- **Exercise**
For each line below that holds "Fidesys", return the line as it stands.

- **Given information**
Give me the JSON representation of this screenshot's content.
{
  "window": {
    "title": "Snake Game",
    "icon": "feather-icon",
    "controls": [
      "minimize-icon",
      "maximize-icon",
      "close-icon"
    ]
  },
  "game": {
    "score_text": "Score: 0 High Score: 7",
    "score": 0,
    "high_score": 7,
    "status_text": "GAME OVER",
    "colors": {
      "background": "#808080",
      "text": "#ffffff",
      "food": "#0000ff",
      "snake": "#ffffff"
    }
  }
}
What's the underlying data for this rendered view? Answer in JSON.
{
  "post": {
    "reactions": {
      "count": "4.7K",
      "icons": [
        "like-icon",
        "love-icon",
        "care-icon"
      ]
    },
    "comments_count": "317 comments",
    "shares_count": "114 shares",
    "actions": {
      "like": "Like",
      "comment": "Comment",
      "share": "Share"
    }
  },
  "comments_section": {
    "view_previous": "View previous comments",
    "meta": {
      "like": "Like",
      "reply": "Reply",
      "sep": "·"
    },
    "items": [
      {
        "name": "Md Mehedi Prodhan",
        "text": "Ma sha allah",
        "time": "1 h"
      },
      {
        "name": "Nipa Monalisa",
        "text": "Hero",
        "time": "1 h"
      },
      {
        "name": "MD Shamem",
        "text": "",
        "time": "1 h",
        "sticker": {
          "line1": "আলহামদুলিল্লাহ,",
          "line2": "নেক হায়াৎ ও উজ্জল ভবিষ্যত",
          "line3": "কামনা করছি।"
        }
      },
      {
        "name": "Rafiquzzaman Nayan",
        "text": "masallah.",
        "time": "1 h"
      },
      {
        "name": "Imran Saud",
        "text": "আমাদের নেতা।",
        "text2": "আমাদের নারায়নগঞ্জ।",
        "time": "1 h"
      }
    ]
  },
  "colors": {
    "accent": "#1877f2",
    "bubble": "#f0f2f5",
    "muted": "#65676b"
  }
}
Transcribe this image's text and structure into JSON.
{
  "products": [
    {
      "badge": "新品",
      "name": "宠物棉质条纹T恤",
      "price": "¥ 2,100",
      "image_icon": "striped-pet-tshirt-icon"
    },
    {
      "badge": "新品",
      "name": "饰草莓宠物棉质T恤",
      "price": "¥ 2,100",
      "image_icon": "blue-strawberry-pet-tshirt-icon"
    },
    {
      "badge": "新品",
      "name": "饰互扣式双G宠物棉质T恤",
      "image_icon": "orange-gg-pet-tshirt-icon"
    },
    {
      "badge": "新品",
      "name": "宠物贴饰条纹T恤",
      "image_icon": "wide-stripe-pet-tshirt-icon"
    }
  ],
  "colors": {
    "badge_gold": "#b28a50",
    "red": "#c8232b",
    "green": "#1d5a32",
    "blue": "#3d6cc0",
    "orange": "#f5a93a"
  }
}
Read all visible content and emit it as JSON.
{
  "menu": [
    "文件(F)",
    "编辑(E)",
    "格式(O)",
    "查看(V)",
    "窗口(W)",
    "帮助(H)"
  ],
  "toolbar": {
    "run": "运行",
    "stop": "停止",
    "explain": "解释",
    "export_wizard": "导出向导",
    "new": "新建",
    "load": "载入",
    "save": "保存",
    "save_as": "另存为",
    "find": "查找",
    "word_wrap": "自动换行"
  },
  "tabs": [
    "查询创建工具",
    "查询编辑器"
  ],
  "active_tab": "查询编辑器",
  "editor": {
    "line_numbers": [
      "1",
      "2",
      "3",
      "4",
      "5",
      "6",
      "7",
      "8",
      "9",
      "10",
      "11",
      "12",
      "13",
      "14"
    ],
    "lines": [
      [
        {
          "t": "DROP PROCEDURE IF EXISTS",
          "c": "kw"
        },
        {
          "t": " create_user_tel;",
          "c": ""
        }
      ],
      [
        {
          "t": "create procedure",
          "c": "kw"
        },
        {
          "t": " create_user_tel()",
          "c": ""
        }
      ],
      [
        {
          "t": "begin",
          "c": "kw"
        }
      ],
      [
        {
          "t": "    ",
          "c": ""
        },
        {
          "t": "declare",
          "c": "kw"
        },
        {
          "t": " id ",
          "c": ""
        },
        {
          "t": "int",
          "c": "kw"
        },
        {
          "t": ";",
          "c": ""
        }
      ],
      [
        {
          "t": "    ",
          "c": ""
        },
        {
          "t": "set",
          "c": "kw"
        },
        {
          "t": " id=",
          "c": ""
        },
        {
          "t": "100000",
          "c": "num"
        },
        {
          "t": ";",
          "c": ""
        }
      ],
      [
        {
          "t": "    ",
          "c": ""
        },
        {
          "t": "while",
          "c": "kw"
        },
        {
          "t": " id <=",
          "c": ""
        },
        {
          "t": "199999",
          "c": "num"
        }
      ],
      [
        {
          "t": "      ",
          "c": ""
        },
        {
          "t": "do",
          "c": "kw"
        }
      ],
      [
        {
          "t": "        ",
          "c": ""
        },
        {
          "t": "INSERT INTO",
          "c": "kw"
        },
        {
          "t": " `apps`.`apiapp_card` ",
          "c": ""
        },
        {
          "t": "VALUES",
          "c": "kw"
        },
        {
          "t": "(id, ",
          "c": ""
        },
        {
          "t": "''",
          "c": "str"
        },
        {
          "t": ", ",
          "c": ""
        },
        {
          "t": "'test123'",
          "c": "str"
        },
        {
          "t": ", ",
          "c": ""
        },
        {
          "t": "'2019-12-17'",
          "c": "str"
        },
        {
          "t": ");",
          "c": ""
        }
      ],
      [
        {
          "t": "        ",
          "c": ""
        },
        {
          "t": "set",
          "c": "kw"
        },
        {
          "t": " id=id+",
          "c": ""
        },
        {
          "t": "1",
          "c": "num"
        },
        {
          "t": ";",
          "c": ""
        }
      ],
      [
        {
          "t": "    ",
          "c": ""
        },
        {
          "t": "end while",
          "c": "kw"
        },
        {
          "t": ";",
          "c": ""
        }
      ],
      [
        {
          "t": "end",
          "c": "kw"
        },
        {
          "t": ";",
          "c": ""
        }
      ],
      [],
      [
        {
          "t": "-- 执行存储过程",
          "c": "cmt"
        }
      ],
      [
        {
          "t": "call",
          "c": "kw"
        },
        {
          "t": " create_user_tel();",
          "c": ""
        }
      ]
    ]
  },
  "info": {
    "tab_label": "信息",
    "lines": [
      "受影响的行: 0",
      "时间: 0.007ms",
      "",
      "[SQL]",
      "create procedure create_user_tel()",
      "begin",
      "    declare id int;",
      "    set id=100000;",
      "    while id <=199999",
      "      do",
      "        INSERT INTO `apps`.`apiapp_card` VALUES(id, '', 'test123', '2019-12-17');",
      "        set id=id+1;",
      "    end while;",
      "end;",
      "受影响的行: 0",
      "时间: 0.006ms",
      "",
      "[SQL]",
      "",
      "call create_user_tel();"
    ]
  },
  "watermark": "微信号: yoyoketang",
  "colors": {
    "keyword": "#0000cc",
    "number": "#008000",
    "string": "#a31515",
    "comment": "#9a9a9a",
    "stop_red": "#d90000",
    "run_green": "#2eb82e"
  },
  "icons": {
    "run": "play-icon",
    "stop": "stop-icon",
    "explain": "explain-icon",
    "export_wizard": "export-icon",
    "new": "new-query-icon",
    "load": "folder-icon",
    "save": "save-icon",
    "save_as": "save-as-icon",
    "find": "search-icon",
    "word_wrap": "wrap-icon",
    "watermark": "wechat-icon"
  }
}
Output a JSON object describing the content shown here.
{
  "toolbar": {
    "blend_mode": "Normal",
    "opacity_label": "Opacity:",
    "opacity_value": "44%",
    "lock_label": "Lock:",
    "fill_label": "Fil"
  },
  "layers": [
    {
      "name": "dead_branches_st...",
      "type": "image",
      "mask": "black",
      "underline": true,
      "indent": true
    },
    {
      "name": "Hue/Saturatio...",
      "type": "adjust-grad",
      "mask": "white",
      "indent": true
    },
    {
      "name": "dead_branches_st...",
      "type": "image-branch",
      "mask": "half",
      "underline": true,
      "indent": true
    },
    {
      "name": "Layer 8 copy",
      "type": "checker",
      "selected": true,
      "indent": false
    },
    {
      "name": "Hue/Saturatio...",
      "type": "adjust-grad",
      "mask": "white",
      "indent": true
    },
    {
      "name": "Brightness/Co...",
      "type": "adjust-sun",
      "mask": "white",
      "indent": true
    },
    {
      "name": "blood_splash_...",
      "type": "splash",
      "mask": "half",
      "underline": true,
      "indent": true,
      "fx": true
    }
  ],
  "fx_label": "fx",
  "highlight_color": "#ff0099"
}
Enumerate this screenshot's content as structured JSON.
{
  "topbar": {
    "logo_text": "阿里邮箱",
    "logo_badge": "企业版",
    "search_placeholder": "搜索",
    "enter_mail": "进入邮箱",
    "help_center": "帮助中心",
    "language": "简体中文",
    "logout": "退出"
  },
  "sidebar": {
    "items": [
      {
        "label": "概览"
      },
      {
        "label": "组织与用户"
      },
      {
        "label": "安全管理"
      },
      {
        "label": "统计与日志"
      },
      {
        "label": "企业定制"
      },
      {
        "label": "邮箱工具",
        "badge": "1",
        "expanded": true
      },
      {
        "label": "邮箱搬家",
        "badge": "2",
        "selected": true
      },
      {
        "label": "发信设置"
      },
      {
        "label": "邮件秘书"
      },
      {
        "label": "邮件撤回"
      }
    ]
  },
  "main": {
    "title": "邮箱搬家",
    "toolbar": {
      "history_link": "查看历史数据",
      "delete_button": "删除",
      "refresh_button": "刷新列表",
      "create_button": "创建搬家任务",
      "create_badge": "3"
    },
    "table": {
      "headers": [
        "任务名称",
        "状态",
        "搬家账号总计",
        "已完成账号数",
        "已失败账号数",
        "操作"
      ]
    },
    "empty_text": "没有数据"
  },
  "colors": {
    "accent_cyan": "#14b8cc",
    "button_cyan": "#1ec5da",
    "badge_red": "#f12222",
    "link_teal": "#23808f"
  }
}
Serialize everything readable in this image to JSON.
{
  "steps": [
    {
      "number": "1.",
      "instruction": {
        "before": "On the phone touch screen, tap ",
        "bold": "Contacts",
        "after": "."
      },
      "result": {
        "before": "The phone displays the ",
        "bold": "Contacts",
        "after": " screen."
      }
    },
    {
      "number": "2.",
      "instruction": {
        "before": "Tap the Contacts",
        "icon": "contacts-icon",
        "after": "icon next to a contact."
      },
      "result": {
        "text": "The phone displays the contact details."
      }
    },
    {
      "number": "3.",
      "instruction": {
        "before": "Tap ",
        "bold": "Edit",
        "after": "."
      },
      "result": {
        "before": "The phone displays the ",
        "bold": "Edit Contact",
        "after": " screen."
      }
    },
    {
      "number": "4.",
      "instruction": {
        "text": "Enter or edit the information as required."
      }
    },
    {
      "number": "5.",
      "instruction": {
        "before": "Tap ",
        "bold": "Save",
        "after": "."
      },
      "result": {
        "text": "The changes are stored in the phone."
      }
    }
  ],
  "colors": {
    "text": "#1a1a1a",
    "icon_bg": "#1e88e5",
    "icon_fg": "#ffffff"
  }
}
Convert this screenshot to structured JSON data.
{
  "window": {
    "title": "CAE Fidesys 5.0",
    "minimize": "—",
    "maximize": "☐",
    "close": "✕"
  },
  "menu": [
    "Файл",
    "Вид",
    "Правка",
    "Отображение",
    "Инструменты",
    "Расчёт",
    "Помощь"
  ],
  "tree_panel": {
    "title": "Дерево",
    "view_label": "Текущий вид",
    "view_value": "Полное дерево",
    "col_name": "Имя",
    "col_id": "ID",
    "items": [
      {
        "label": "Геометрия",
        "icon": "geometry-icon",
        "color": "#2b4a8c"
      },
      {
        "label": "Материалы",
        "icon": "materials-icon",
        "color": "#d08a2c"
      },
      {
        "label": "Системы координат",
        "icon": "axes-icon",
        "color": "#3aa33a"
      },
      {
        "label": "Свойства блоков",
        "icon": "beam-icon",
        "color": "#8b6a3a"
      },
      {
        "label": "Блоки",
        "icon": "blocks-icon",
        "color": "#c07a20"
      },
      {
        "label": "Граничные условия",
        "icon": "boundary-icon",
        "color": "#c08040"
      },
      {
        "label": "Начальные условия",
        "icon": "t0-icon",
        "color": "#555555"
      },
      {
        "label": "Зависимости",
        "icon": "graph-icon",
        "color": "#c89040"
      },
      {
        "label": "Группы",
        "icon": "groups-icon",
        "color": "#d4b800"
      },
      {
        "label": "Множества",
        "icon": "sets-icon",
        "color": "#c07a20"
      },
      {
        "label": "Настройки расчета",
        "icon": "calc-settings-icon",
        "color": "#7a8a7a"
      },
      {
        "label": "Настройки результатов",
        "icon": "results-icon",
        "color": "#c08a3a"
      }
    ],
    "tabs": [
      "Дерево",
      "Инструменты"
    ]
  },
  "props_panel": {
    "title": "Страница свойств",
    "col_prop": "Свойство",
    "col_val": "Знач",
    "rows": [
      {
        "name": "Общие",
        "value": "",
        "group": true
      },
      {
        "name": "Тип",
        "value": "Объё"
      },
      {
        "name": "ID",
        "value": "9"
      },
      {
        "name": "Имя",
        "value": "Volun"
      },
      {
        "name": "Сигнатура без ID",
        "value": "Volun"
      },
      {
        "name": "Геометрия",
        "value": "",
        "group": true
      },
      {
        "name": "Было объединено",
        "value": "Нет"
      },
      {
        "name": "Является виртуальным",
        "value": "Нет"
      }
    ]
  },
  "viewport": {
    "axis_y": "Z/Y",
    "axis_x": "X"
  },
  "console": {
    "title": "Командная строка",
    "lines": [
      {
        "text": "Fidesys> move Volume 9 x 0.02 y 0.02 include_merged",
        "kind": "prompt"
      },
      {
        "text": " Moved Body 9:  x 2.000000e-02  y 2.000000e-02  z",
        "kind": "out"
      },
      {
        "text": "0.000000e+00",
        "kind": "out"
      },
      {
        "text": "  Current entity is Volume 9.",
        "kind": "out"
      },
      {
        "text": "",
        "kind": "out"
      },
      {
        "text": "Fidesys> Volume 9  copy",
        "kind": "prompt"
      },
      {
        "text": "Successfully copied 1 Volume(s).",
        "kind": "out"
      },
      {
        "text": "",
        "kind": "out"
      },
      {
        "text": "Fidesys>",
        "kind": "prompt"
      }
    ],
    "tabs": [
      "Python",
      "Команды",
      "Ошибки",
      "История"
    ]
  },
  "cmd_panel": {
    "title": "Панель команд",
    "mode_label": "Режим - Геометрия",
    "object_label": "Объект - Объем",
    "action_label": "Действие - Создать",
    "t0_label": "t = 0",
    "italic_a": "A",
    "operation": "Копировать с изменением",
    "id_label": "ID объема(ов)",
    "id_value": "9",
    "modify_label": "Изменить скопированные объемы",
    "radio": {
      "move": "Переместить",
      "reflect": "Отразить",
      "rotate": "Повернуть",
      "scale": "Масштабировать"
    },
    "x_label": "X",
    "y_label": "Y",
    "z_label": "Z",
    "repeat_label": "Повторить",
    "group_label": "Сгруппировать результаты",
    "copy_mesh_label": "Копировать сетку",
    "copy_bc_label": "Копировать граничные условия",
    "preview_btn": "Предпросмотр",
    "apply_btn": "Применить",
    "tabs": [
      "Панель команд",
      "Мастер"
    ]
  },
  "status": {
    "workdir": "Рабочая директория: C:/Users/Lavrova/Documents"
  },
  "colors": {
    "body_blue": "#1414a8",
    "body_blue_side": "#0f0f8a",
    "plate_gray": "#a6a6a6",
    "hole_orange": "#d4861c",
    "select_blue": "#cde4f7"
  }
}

- **Output**
    "title": "CAE Fidesys 5.0",
        "text": "Fidesys> move Volume 9 x 0.02 y 0.02 include_merged",
        "text": "Fidesys> Volume 9  copy",
        "text": "Fidesys>",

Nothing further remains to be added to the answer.